In this tournament, his team-mates have seen him as their neighbourhood hero as well. All the talk from the camp has been about "peaking at the right time", and "getting everyone into rhythm". Sometimes Mathews and the other seniors have mentioned Malinga in the same sentence. Other times they have left his name unsaid, but there can be no doubt he is at the forefront of their minds.

Kumar Sangakkara hundreds are becoming passé now, even for the man himself, but the team exults at each Malinga wicket. He is the man on whose searing yorkers Sri Lanka campaigns have lived and died. He is the man who took four wickets in four balls in the Caribbean, sent MS Dhoni's helicopter shot crashing in Dhaka, 18 months after Marlon Samuels had taken him apart in Khettarama.
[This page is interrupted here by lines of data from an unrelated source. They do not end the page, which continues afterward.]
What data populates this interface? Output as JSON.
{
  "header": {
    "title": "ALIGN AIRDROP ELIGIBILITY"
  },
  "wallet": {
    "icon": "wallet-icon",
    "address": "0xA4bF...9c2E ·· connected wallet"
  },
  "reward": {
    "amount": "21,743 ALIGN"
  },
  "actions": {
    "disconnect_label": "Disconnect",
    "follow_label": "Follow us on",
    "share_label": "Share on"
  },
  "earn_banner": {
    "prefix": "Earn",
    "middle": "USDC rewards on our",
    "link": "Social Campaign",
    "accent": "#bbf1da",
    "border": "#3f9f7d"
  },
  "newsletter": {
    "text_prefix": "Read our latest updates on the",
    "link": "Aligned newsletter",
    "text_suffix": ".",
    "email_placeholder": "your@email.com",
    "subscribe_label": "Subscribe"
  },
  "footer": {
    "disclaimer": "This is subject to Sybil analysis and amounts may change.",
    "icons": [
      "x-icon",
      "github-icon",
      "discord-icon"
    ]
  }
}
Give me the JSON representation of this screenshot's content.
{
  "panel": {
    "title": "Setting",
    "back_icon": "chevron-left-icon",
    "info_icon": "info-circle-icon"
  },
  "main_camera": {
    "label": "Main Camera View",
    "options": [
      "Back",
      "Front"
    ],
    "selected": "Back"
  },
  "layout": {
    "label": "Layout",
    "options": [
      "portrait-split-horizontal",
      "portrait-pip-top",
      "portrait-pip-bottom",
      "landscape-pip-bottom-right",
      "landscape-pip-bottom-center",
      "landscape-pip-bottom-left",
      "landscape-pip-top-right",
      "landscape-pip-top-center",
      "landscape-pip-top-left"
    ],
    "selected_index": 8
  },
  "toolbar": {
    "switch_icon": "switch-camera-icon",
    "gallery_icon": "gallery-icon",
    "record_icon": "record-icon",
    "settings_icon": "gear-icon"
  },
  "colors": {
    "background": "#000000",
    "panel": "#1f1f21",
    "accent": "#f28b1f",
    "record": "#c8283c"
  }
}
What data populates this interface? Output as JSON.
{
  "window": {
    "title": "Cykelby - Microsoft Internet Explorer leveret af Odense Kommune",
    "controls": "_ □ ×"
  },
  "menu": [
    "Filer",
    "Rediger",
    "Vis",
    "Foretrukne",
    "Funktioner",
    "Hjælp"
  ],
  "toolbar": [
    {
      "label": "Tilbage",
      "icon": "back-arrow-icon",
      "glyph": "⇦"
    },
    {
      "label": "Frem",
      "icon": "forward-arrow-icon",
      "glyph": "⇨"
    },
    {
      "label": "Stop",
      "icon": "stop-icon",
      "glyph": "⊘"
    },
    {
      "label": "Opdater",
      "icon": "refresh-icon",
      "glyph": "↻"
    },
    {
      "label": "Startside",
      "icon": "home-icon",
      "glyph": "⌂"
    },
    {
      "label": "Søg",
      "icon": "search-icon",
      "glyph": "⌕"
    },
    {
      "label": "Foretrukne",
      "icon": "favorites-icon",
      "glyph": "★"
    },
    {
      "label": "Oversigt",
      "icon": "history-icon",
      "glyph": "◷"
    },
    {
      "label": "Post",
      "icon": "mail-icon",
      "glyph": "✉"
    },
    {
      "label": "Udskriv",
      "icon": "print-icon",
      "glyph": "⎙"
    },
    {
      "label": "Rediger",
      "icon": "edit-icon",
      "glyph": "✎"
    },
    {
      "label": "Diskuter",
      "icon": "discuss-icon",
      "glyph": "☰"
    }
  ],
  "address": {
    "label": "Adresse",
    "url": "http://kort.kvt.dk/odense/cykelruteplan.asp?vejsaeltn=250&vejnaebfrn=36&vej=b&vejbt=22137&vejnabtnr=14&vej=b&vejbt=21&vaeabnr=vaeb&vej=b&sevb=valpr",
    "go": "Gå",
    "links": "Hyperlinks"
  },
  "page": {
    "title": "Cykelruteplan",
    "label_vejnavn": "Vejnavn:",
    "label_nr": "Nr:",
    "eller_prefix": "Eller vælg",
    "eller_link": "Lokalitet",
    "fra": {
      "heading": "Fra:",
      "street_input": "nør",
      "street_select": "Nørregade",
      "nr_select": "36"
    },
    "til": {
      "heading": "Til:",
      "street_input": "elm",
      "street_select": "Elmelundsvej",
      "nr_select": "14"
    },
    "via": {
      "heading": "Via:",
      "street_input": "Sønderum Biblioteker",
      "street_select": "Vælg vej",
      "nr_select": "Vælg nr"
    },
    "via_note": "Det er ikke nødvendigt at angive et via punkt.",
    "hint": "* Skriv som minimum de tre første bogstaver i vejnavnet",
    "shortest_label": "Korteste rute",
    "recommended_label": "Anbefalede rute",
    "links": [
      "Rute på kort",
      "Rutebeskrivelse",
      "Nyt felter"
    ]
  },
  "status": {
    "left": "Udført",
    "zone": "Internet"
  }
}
He is the bowler Sri Lanka call on when they need a wicket. Against Australia, he sucker-punched David Warner with a slower ball, soon after slipping him the quicker one. On Wednesday, he claimed Kyle Coetzer - Scotland's best batsman of the tournament so far - with a dipping, length ball the batsman just lobbed back at him. When Preston Mommsen and Freddie Coleman were cruising through the early middle overs, Malinga was brought to the crease to break the stand. He comes back during the batting Powerplay, then returns again at the death. The neighbourhood hero gets no easy overs. It's all high pressure for him.

Sri Lanka build their entire bowling plan around Malinga. Even on bad days they keep throwing him the ball, hoping he will come good because, as his captain says, when Malinga fires "the things he can do are immense". So they forgive him his atrocious outfielding and his suspect catching. They forgive him his moods and his quirks. Some days in the field, all his team-mates are just a bunch of kids on the sand, pleading with their superstar to turn the game. "We've lost this match unless you do something special," Mahela Jayawardene had said to Malinga, before his four-in-four against South Africa. How many times must Malinga have heard that phrase? From how many captains?

Sri Lanka's group stages are done now. Aching joints, full belly and all, Malinga has been their best bowler. His form in the last two matches has been ominous. He has trained harder in the past three weeks than he has for much of the career, and has 11 wickets at an average of 20.64 from his last five outings. Sangakkara might score them a mountain of runs, Mahela Jayawardene and Tillakaratne Dilshan may produce in clutch moments, but Sri Lanka know, beyond a doubt, that Malinga is the man who will come closest to defining them. On their present curve of sand, Malinga is the kid that wins them matches.

Andrew Fidel Fernando is ESPNcricinfo's Sri Lanka correspondent. @andrewffernando